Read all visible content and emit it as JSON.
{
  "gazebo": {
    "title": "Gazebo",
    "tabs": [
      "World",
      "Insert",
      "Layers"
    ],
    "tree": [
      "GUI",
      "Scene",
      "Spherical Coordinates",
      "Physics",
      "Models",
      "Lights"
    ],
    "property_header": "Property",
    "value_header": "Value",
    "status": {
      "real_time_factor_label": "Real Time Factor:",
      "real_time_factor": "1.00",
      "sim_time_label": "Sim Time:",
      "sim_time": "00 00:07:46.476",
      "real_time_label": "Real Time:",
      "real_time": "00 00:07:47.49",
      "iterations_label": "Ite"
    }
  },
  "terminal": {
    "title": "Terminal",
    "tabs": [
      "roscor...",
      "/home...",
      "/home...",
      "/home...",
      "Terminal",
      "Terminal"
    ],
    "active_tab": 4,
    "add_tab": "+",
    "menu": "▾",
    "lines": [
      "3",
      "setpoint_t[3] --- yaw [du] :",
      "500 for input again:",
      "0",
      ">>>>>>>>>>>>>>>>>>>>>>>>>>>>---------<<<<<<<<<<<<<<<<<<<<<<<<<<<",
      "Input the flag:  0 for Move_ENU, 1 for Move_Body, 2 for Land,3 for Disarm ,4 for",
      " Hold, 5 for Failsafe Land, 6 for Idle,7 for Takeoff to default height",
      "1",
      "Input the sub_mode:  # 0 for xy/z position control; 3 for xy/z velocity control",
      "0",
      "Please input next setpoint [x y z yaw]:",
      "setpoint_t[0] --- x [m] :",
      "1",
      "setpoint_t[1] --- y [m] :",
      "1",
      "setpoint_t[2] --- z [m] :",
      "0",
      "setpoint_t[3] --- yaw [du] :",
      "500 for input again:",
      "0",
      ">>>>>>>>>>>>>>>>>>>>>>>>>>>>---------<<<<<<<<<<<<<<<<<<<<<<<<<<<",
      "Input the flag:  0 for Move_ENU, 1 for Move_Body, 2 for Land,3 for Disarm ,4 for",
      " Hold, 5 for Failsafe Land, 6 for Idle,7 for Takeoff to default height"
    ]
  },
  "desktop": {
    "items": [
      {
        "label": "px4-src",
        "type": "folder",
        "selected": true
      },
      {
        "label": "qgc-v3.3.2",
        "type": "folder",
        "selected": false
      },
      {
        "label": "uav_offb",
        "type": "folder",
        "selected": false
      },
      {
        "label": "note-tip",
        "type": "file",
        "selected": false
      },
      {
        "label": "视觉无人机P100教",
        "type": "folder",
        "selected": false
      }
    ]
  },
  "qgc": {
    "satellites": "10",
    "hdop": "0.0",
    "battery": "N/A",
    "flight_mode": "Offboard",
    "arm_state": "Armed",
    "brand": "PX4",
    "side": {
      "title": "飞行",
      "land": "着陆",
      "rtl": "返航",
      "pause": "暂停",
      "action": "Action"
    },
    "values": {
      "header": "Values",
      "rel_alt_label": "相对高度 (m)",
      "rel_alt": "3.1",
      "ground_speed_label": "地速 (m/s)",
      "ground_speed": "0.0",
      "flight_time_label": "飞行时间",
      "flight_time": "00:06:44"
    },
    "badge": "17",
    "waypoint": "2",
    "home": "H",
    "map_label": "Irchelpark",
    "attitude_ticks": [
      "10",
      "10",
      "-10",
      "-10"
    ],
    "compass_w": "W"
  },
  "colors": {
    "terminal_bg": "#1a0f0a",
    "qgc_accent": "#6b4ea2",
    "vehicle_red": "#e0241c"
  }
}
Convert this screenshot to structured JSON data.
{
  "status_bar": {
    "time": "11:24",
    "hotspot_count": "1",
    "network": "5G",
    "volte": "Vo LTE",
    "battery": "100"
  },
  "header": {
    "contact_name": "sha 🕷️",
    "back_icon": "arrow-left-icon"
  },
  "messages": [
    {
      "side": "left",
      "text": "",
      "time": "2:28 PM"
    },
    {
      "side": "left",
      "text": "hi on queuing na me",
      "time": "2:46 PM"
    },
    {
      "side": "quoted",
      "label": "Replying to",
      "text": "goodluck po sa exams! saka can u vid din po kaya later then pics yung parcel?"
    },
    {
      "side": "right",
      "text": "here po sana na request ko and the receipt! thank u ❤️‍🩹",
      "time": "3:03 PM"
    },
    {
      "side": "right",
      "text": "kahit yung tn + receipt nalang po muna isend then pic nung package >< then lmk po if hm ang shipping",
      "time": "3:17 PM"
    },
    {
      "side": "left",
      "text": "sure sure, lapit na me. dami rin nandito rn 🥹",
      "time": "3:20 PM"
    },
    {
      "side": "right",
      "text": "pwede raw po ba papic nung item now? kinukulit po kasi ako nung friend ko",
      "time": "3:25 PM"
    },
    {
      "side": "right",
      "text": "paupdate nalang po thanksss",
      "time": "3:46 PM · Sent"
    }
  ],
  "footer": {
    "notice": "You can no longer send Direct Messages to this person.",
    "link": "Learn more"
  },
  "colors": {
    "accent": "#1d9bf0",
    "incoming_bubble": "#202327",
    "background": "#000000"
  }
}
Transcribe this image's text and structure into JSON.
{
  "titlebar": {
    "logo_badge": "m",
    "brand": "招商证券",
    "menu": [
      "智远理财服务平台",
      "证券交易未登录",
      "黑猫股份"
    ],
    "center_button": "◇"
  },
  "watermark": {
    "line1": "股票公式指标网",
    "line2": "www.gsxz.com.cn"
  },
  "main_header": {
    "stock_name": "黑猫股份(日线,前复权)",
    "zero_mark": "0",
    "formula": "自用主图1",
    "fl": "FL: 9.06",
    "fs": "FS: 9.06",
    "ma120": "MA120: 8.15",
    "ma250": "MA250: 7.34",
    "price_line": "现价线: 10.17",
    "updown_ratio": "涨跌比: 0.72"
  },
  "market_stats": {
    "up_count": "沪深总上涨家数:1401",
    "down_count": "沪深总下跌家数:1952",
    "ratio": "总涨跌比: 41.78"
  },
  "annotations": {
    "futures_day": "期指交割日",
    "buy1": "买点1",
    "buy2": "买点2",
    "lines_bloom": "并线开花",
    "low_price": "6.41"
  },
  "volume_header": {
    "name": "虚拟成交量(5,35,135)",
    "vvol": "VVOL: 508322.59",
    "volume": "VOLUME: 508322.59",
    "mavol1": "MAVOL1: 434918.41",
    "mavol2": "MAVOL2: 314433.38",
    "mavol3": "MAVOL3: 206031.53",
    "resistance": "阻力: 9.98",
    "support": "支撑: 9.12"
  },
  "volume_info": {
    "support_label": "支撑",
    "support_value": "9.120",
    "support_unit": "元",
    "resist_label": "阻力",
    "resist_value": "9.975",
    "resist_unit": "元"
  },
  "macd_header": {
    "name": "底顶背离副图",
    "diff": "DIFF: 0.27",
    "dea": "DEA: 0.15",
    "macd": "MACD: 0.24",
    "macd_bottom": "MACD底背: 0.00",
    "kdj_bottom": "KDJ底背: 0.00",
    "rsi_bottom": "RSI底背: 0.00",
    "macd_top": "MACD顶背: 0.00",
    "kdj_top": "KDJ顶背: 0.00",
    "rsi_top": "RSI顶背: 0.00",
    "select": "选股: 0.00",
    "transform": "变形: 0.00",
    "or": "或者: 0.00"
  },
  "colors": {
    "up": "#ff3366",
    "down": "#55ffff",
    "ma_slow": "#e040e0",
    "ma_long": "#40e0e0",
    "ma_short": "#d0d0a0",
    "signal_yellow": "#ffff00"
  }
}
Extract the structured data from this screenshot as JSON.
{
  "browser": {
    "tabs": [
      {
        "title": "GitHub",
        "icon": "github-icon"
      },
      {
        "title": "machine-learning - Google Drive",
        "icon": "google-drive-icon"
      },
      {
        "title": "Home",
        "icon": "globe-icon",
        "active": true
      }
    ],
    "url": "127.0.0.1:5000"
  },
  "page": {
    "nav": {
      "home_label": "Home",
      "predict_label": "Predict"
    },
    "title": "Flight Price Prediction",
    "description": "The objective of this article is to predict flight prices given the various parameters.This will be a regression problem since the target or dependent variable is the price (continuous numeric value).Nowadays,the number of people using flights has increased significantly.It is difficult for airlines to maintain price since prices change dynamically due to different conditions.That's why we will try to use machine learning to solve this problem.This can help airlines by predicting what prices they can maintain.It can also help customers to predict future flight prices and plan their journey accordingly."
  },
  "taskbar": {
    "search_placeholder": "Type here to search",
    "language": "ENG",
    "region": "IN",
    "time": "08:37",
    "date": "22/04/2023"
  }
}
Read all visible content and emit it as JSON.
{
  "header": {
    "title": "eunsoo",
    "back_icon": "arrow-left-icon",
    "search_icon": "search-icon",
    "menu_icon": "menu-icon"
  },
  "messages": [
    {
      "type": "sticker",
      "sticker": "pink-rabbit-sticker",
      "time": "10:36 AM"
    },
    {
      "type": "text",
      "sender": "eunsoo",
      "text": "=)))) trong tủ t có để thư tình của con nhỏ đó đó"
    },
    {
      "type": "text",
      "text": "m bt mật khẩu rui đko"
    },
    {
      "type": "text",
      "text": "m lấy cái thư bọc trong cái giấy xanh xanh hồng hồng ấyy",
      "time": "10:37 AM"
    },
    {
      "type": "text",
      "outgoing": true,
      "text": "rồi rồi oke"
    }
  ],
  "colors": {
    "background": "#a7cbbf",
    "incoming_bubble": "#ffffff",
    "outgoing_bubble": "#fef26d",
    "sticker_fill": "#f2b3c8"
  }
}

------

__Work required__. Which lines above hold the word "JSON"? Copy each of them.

__Expected answer__.
Read all visible content and emit it as JSON.
Convert this screenshot to structured JSON data.
Transcribe this image's text and structure into JSON.
Extract the structured data from this screenshot as JSON.
Read all visible content and emit it as JSON.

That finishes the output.